_Work item_: Print back every record below, exactly as it stands.

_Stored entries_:
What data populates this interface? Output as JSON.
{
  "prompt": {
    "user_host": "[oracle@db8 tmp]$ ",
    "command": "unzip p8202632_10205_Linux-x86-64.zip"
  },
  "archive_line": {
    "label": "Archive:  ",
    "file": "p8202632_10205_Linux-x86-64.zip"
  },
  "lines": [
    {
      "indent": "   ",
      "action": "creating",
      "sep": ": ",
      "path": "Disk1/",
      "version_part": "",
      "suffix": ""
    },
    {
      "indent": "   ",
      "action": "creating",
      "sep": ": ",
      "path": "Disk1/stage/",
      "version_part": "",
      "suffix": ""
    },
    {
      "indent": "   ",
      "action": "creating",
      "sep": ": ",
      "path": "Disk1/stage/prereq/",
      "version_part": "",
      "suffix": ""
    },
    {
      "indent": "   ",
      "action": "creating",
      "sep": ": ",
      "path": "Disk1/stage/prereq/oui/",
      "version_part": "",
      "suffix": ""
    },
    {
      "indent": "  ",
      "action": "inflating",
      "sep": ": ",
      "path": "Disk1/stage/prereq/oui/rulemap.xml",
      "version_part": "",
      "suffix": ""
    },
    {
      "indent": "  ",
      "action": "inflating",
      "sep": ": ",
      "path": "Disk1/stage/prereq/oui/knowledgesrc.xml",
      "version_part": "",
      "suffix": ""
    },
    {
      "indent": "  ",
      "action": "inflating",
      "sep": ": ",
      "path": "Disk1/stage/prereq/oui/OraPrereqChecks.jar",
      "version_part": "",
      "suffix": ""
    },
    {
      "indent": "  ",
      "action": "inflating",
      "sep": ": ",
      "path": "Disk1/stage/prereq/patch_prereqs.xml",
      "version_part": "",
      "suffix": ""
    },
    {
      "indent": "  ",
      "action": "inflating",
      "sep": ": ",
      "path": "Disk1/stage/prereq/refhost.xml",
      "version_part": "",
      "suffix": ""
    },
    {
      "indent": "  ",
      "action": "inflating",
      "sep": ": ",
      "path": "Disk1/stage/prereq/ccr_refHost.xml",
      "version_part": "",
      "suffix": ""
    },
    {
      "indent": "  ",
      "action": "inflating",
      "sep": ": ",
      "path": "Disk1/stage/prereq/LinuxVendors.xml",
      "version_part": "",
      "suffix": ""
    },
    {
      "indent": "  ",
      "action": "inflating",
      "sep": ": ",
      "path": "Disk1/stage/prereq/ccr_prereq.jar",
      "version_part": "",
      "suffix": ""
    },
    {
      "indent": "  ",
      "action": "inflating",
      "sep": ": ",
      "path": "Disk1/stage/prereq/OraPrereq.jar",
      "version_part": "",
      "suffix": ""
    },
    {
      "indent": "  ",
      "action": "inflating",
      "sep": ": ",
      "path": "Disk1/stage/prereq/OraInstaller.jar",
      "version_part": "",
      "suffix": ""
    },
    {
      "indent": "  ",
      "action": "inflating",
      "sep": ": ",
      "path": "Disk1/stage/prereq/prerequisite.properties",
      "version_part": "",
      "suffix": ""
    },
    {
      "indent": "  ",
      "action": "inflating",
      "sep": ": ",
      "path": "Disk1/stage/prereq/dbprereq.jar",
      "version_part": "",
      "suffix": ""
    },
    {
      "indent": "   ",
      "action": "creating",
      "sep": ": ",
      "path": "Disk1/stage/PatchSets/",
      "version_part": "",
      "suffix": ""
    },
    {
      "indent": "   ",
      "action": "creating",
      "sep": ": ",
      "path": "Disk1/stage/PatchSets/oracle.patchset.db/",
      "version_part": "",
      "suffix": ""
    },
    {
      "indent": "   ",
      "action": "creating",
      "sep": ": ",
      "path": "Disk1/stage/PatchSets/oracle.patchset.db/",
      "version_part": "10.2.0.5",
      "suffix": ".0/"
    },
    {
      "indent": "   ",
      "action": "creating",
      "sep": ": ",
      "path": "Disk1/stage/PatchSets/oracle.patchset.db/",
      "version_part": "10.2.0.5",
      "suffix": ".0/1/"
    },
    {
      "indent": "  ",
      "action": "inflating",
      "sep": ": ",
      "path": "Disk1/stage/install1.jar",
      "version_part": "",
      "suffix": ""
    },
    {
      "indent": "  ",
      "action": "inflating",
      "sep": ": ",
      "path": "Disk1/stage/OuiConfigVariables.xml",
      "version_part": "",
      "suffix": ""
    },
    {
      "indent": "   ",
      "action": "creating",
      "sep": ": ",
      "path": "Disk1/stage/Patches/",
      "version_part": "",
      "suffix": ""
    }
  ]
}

_Result_:
What data populates this interface? Output as JSON.
{
  "prompt": {
    "user_host": "[oracle@db8 tmp]$ ",
    "command": "unzip p8202632_10205_Linux-x86-64.zip"
  },
  "archive_line": {
    "label": "Archive:  ",
    "file": "p8202632_10205_Linux-x86-64.zip"
  },
  "lines": [
    {
      "indent": "   ",
      "action": "creating",
      "sep": ": ",
      "path": "Disk1/",
      "version_part": "",
      "suffix": ""
    },
    {
      "indent": "   ",
      "action": "creating",
      "sep": ": ",
      "path": "Disk1/stage/",
      "version_part": "",
      "suffix": ""
    },
    {
      "indent": "   ",
      "action": "creating",
      "sep": ": ",
      "path": "Disk1/stage/prereq/",
      "version_part": "",
      "suffix": ""
    },
    {
      "indent": "   ",
      "action": "creating",
      "sep": ": ",
      "path": "Disk1/stage/prereq/oui/",
      "version_part": "",
      "suffix": ""
    },
    {
      "indent": "  ",
      "action": "inflating",
      "sep": ": ",
      "path": "Disk1/stage/prereq/oui/rulemap.xml",
      "version_part": "",
      "suffix": ""
    },
    {
      "indent": "  ",
      "action": "inflating",
      "sep": ": ",
      "path": "Disk1/stage/prereq/oui/knowledgesrc.xml",
      "version_part": "",
      "suffix": ""
    },
    {
      "indent": "  ",
      "action": "inflating",
      "sep": ": ",
      "path": "Disk1/stage/prereq/oui/OraPrereqChecks.jar",
      "version_part": "",
      "suffix": ""
    },
    {
      "indent": "  ",
      "action": "inflating",
      "sep": ": ",
      "path": "Disk1/stage/prereq/patch_prereqs.xml",
      "version_part": "",
      "suffix": ""
    },
    {
      "indent": "  ",
      "action": "inflating",
      "sep": ": ",
      "path": "Disk1/stage/prereq/refhost.xml",
      "version_part": "",
      "suffix": ""
    },
    {
      "indent": "  ",
      "action": "inflating",
      "sep": ": ",
      "path": "Disk1/stage/prereq/ccr_refHost.xml",
      "version_part": "",
      "suffix": ""
    },
    {
      "indent": "  ",
      "action": "inflating",
      "sep": ": ",
      "path": "Disk1/stage/prereq/LinuxVendors.xml",
      "version_part": "",
      "suffix": ""
    },
    {
      "indent": "  ",
      "action": "inflating",
      "sep": ": ",
      "path": "Disk1/stage/prereq/ccr_prereq.jar",
      "version_part": "",
      "suffix": ""
    },
    {
      "indent": "  ",
      "action": "inflating",
      "sep": ": ",
      "path": "Disk1/stage/prereq/OraPrereq.jar",
      "version_part": "",
      "suffix": ""
    },
    {
      "indent": "  ",
      "action": "inflating",
      "sep": ": ",
      "path": "Disk1/stage/prereq/OraInstaller.jar",
      "version_part": "",
      "suffix": ""
    },
    {
      "indent": "  ",
      "action": "inflating",
      "sep": ": ",
      "path": "Disk1/stage/prereq/prerequisite.properties",
      "version_part": "",
      "suffix": ""
    },
    {
      "indent": "  ",
      "action": "inflating",
      "sep": ": ",
      "path": "Disk1/stage/prereq/dbprereq.jar",
      "version_part": "",
      "suffix": ""
    },
    {
      "indent": "   ",
      "action": "creating",
      "sep": ": ",
      "path": "Disk1/stage/PatchSets/",
      "version_part": "",
      "suffix": ""
    },
    {
      "indent": "   ",
      "action": "creating",
      "sep": ": ",
      "path": "Disk1/stage/PatchSets/oracle.patchset.db/",
      "version_part": "",
      "suffix": ""
    },
    {
      "indent": "   ",
      "action": "creating",
      "sep": ": ",
      "path": "Disk1/stage/PatchSets/oracle.patchset.db/",
      "version_part": "10.2.0.5",
      "suffix": ".0/"
    },
    {
      "indent": "   ",
      "action": "creating",
      "sep": ": ",
      "path": "Disk1/stage/PatchSets/oracle.patchset.db/",
      "version_part": "10.2.0.5",
      "suffix": ".0/1/"
    },
    {
      "indent": "  ",
      "action": "inflating",
      "sep": ": ",
      "path": "Disk1/stage/install1.jar",
      "version_part": "",
      "suffix": ""
    },
    {
      "indent": "  ",
      "action": "inflating",
      "sep": ": ",
      "path": "Disk1/stage/OuiConfigVariables.xml",
      "version_part": "",
      "suffix": ""
    },
    {
      "indent": "   ",
      "action": "creating",
      "sep": ": ",
      "path": "Disk1/stage/Patches/",
      "version_part": "",
      "suffix": ""
    }
  ]
}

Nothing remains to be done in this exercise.